Citation: Westwood, J.H., Charudattan, R., Duke, S.O., Finnimore, S.A., Marrone, P., Slaughter, D.C., Swanton, C., Zollinger, R. 2018. Weed management in 2050: Perspective on the future of weed science. Weed Science. 66:275-285. https://doi.org/10.1017/wsc.2017.78.
DOI: https://doi.org/10.1017/wsc.2017.78

Interpretive Summary: The discipline of weed science is at a critical juncture. Decades of efficient chemical weed control has led to a rise in the number of herbicide resistant weed populations, with few new herbicides and increasing farm labor scarcity available to counter this trend. At the same time, world population swells, necessitating increased food production to feed and anticipated 9 billion people by the year 2050. Here we consider these challenges and the emerging trends in technology and innovation that offer hope of providing sustainable weed control into the future. The emergence of natural product leads in discovery of new herbicides and biopesticides suggests that new modes of action can be discovered, while genetic engineering provides additional options for manipulating herbicide selectivity and entirely novel approaches. Advances in understanding plant pathogen interactions will contribute to developing new biological control agents, and insights into plant-plant interactions suggest that crops can be improved by manipulating their response to competition. Revolutions in computing power and automation have led to a nascent industry built on using machine vision and GPS information to distinguish weeds from crops and deliver precision control. These technologies open multiple possibilities for efficient weed management, whether through chemical or mechanical mechanisms. Information is also needed by growers to make good decisions, and will be delivered with unprecedented efficiency and specificity, potentially revolutionizing aspects of extension work. We consider that meeting the weed control needs of agriculture by 2050 and beyond is possible, but requires commitment by funding agencies, researchers, and students to seize new technologies and work/train to be able to translate their promise into viable solutions.

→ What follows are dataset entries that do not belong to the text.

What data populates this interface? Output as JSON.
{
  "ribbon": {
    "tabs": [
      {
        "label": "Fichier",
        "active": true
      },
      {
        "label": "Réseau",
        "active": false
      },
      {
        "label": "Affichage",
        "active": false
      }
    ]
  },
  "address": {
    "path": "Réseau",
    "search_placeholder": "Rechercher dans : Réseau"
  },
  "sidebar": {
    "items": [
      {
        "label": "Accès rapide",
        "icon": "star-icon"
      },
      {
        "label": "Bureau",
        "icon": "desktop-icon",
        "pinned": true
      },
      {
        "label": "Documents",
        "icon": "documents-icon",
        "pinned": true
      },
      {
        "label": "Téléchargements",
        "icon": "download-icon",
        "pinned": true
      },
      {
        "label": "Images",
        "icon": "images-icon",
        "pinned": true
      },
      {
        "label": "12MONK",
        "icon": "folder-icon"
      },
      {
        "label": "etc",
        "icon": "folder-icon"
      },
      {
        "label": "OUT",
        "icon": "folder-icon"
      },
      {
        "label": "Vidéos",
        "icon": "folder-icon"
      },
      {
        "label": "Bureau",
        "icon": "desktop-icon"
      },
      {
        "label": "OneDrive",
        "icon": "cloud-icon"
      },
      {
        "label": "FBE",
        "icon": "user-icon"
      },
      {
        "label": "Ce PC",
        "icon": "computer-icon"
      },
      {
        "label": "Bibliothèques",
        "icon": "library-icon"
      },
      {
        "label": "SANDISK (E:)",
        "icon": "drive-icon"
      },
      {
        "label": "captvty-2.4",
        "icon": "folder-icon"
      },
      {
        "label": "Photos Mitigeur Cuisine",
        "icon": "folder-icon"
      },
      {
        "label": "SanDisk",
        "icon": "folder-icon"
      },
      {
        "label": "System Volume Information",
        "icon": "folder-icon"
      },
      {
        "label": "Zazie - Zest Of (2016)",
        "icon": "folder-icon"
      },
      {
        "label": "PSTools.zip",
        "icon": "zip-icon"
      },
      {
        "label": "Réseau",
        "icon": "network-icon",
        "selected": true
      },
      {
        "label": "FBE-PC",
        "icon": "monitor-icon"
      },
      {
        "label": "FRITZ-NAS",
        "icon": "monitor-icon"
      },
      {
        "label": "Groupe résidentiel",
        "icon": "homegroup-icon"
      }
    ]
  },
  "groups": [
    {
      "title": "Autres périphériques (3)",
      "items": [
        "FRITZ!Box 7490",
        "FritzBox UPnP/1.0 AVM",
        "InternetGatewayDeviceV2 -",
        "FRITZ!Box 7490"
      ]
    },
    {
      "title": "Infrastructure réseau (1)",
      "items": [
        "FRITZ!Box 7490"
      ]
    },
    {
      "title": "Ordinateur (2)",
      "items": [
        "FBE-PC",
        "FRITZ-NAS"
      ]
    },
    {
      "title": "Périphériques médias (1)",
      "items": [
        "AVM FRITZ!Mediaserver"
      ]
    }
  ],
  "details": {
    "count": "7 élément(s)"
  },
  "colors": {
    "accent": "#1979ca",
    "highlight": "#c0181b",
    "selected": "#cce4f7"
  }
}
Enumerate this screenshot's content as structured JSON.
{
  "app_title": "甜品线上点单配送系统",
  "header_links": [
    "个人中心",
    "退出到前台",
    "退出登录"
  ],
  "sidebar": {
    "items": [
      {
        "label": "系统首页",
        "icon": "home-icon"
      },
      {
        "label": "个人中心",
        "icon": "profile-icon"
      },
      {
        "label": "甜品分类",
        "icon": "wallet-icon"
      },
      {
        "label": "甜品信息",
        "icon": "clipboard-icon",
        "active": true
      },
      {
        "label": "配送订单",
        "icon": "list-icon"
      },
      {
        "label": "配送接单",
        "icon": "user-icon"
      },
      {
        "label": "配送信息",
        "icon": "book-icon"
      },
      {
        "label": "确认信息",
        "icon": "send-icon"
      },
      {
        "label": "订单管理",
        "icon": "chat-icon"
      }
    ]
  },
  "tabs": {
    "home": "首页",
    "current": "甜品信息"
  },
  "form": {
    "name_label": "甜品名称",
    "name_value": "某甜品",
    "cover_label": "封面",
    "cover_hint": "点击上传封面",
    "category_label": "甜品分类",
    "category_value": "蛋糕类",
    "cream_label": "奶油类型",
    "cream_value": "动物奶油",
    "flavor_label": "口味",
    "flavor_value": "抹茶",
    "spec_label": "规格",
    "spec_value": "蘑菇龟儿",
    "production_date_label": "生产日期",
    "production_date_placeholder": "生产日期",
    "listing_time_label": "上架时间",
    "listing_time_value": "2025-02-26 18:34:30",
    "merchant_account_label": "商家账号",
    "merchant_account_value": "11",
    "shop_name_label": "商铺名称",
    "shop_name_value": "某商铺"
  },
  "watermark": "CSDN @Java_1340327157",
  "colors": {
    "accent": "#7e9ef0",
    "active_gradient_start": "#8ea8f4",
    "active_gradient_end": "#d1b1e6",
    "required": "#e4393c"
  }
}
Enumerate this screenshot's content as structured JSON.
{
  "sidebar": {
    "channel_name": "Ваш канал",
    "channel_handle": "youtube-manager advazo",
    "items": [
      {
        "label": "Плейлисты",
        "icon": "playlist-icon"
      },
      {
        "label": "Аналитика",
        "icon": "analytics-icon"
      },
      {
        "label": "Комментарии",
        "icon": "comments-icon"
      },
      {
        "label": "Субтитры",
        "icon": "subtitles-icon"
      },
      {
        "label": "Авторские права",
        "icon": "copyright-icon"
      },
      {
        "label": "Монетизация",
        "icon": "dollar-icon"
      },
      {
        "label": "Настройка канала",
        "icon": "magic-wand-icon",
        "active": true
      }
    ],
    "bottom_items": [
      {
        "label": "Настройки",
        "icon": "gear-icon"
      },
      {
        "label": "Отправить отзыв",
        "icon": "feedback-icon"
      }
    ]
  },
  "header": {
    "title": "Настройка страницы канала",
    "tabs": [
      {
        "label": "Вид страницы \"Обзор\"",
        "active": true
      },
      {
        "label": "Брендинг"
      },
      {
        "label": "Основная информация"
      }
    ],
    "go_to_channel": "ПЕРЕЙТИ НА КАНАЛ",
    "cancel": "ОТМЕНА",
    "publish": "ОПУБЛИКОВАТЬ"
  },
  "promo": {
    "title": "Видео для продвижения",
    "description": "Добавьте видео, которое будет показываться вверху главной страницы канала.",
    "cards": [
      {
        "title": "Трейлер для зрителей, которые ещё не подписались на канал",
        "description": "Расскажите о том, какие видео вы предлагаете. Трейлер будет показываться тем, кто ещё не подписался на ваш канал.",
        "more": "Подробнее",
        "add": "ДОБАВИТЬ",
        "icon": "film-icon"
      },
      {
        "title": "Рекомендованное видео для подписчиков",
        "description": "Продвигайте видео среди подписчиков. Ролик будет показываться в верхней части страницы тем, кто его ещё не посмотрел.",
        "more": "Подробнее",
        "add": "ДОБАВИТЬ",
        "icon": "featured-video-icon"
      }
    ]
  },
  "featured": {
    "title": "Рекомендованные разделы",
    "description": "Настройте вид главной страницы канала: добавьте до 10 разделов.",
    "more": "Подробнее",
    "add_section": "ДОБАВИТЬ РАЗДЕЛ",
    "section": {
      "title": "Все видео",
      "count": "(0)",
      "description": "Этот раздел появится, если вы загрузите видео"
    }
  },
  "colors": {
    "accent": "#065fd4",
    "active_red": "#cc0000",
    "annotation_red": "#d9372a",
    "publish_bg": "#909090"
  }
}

Technical Abstract: The discipline of weed science is at a critical juncture. Decades of efficient chemical weed control has led to a rise in the number of herbicide resistant weed populations, with few new herbicides and increasing farm labor scarcity available to counter this trend. At the same time, world population swells, necessitating increased food production to feed and anticipated 9 billion people by the year 2050. Here we consider these challenges and the emerging trends in technology and innovation that offer hope of providing sustainable weed control into the future. The emergence of natural product leads in discovery of new herbicides and biopesticides suggests that new modes of action can be discovered, while genetic engineering provides additional options for manipulating herbicide selectivity and entirely novel approaches. Advances in understanding plant pathogen interactions will contribute to developing new biological control agents, and insights into plant-plant interactions suggest that crops can be improved by manipulating their response to competition. Revolutions in computing power and automation have led to a nascent industry built on using machine vision and GPS information to distinguish weeds from crops and deliver precision control. These technologies open multiple possibilities for efficient weed management, whether through chemical or mechanical mechanisms. Information is also needed by growers to make good decisions, and will be delivered with unprecedented efficiency and specificity, potentially revolutionizing aspects of extension work. We consider that meeting the weed control needs of agriculture by 2050 and beyond is possible, but requires commitment by funding agencies, researchers, and students to seize new technologies and work/train to be able to translate their promise into viable solutions.